Whilst OTA's have been growing for many years, we're seeing an increase in consumers booking through OTA's, rather than direct. So, what can OTA's do for you? Why should you use them, and do you really need them? We're here to answer all your burning questions on listing your attraction on an OTA and, what this could mean.
What is an OTA?
Cast your mind back to when websites like Expedia, Get Your Guide and Tripadvisor didn't exist. Feels pretty foreign, but there was a time when most bookings were made directly by walk-up sales or on the attraction's website. Today, there's a multitude of places where we can find things to do, where to stay and what to book.
We've all been there, we're planning a holiday break and we want to know what are the local things to do in our place of interest. So you're likely to Google, 'things to do in Cornwall', in which case, you'll get loads of results, some of which will be from an Online Travel Agency.
An OTA is a digital marketplace which allows customers to book activities, tours, events, hotels and travel all in one place. Generally, an OTA allows customers to narrow down their choices by entering a geographical search or by filtering what they would like to do or see. They allow the customer to book, through the OTA and confirm their booking. Often, consumers can and will create an entire trip itinerary and book it within an OTA.
So why should you use an OTA?
According to Business Wire, two out of three consumers will use an OTA to either research a trip or book. So, you're probably thinking, that's a lot of people reached! Here's one of the main reasons you should consider using OTAs, simply for the vast amount of global reach they bring. For instance, in 2019 Expedia was ranked to have 18.8 million users in total, and that's just one marketplace out of the many that are out there. Even with the best marketing team in the world, it's unlikely that you'll get an organic reach that can match the marketplace titans. Plus, OTA's are also likely to receive visits from audiences that might not have ever visited your site directly.
The exposure from OTA's can be a driving factor to sign up with them and you're likely to get direct sales from marketplaces too. They are also much more accessible to overseas travellers who won't know what they want to do, but you'll appear in their search criteria.
Key points to remember
There are of course some key things to keep in mind when partnering with an OTA. The biggest drawback to working with an online marketplace is that they all charge some kind of commision on ticket sales.
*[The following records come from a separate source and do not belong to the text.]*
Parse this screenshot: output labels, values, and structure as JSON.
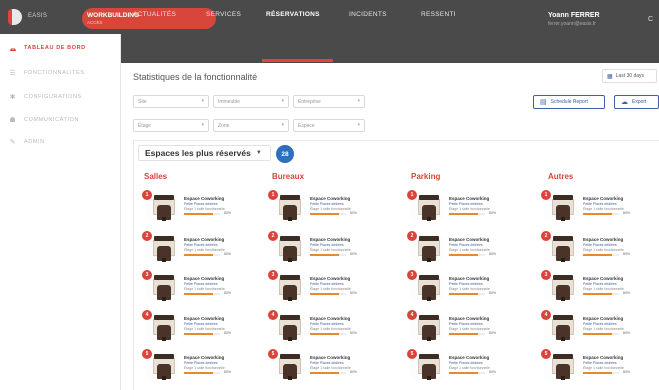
{
  "app": {
    "brand": "EASIS",
    "site_name": "WORKBUILDING",
    "site_sub": "ACCÈS"
  },
  "user": {
    "name": "Yoann FERRER",
    "email": "ferrer.yoann@easis.fr",
    "extra": "C"
  },
  "sidebar": {
    "items": [
      {
        "label": "TABLEAU DE BORD",
        "icon": "dashboard-icon",
        "active": true
      },
      {
        "label": "FONCTIONNALITÉS",
        "icon": "list-icon",
        "active": false
      },
      {
        "label": "CONFIGURATIONS",
        "icon": "gear-icon",
        "active": false
      },
      {
        "label": "COMMUNICATION",
        "icon": "people-icon",
        "active": false
      },
      {
        "label": "ADMIN",
        "icon": "wrench-icon",
        "active": false
      }
    ]
  },
  "tabs": [
    "ACTUALITÉS",
    "SERVICES",
    "RÉSERVATIONS",
    "INCIDENTS",
    "RESSENTI"
  ],
  "active_tab": "RÉSERVATIONS",
  "stats": {
    "title": "Statistiques de la fonctionnalité",
    "period_button": "Last 30 days",
    "report_button": "Schedule Report",
    "export_button": "Export"
  },
  "filters": {
    "row1": [
      "Site",
      "Immeuble",
      "Entreprise"
    ],
    "row2": [
      "Étage",
      "Zone",
      "Espace"
    ]
  },
  "spaces": {
    "selector": "Espaces les plus réservés",
    "count": "28",
    "columns": [
      "Salles",
      "Bureaux",
      "Parking",
      "Autres"
    ],
    "item_name": "Espace Coworking",
    "item_line2": "Petite Places dédiées",
    "item_line3": "Étage 1 salle fonctionnelle",
    "item_pct": "80%",
    "item_fill": 0.8,
    "ranks": [
      "1",
      "2",
      "3",
      "4",
      "5"
    ]
  },
  "colors": {
    "accent": "#d8453a",
    "blue": "#2f6fc0",
    "dark": "#4a4a4a"
  }
}
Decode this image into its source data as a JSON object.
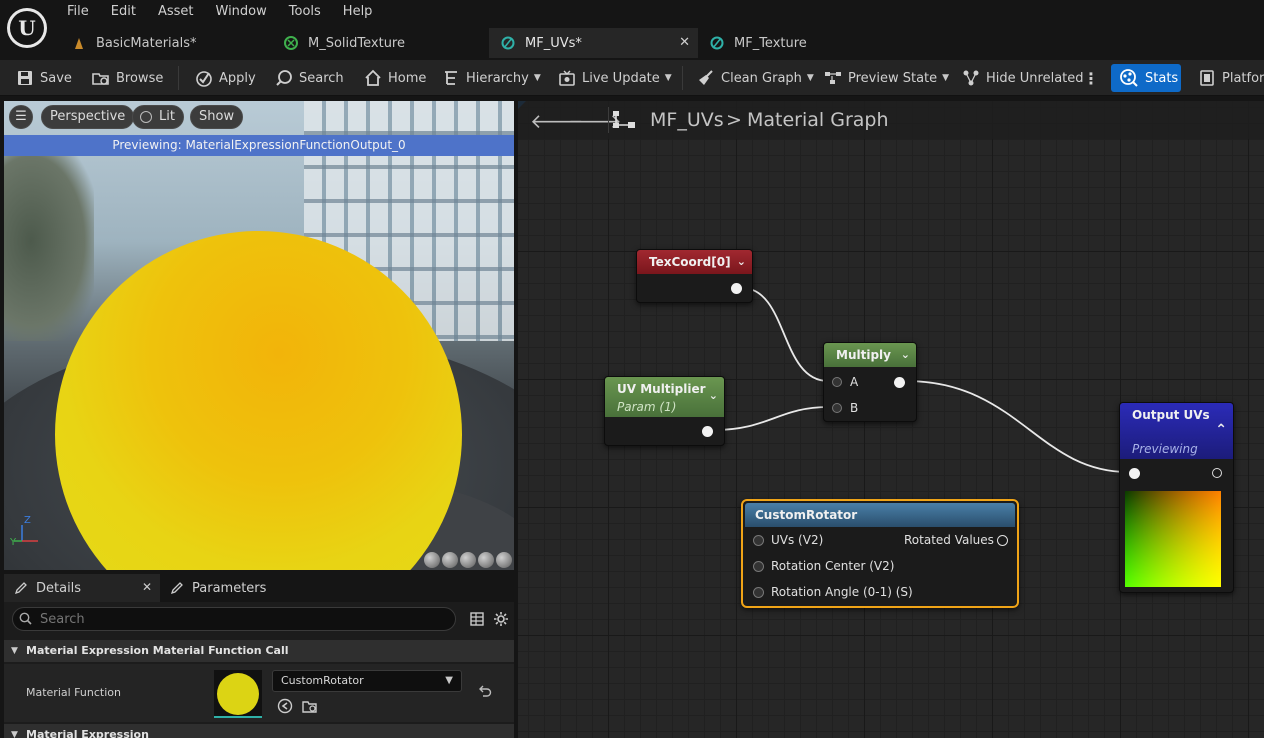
{
  "menu": [
    "File",
    "Edit",
    "Asset",
    "Window",
    "Tools",
    "Help"
  ],
  "tabs": [
    {
      "label": "BasicMaterials*",
      "icon": "material-icon"
    },
    {
      "label": "M_SolidTexture",
      "icon": "material-instance-icon"
    },
    {
      "label": "MF_UVs*",
      "icon": "material-function-icon",
      "active": true
    },
    {
      "label": "MF_Texture",
      "icon": "material-function-icon"
    }
  ],
  "toolbar": {
    "save": "Save",
    "browse": "Browse",
    "apply": "Apply",
    "search": "Search",
    "home": "Home",
    "hierarchy": "Hierarchy",
    "live_update": "Live Update",
    "clean_graph": "Clean Graph",
    "preview_state": "Preview State",
    "hide_unrelated": "Hide Unrelated",
    "stats": "Stats",
    "platforms": "Platforms"
  },
  "viewport": {
    "perspective": "Perspective",
    "lit": "Lit",
    "show": "Show",
    "previewing": "Previewing: MaterialExpressionFunctionOutput_0",
    "axis": {
      "z": "Z",
      "y": "Y"
    }
  },
  "details": {
    "tab_details": "Details",
    "tab_parameters": "Parameters",
    "search_placeholder": "Search",
    "category1": "Material Expression Material Function Call",
    "material_function_label": "Material Function",
    "material_function_value": "CustomRotator",
    "category2": "Material Expression"
  },
  "graph": {
    "breadcrumb_root": "MF_UVs",
    "breadcrumb_sep": ">",
    "breadcrumb_leaf": "Material Graph",
    "nodes": {
      "texcoord": {
        "title": "TexCoord[0]"
      },
      "uv_multiplier": {
        "title": "UV Multiplier",
        "subtitle": "Param (1)"
      },
      "multiply": {
        "title": "Multiply",
        "pin_a": "A",
        "pin_b": "B"
      },
      "output_uvs": {
        "title": "Output UVs",
        "subtitle": "Previewing"
      },
      "custom_rotator": {
        "title": "CustomRotator",
        "inputs": [
          "UVs (V2)",
          "Rotation Center (V2)",
          "Rotation Angle (0-1) (S)"
        ],
        "output": "Rotated Values"
      }
    }
  },
  "colors": {
    "accent": "#0e6ac8",
    "texcoord_header": "#8e1c22",
    "multiply_header": "#5e8a46",
    "param_header": "#5e8a46",
    "output_header": "#2a2aa8",
    "function_header": "#3a6f9a",
    "selection": "#f0a417",
    "sphere": "#e8d414"
  }
}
This can be between 10% and up to a whopping 30% of the ticket price, which can really squeeze your profits. Secondly, you're less likely to have control over the customer service side of your ticketing, meaning that customers may have to go to the OTAs for any changes, which can affect how you control your visitors online experience.
What about direct bookings?
Well, the key points are that you get to keep 100% of the money! There's no comission with direct bookings so you'll make much more of a profit, but you'll likely have to work harder to get people there. You'll also get much more control over the redemptions process too. Finally any customer service can be dealt with by you in house.
So, if you're thinking about using an OTA then there are huge benefits to it. The best way forward is to use a Channel Manager to ensure that you get much more control over your ticketing. You can find out all about Channel Management in another blog too.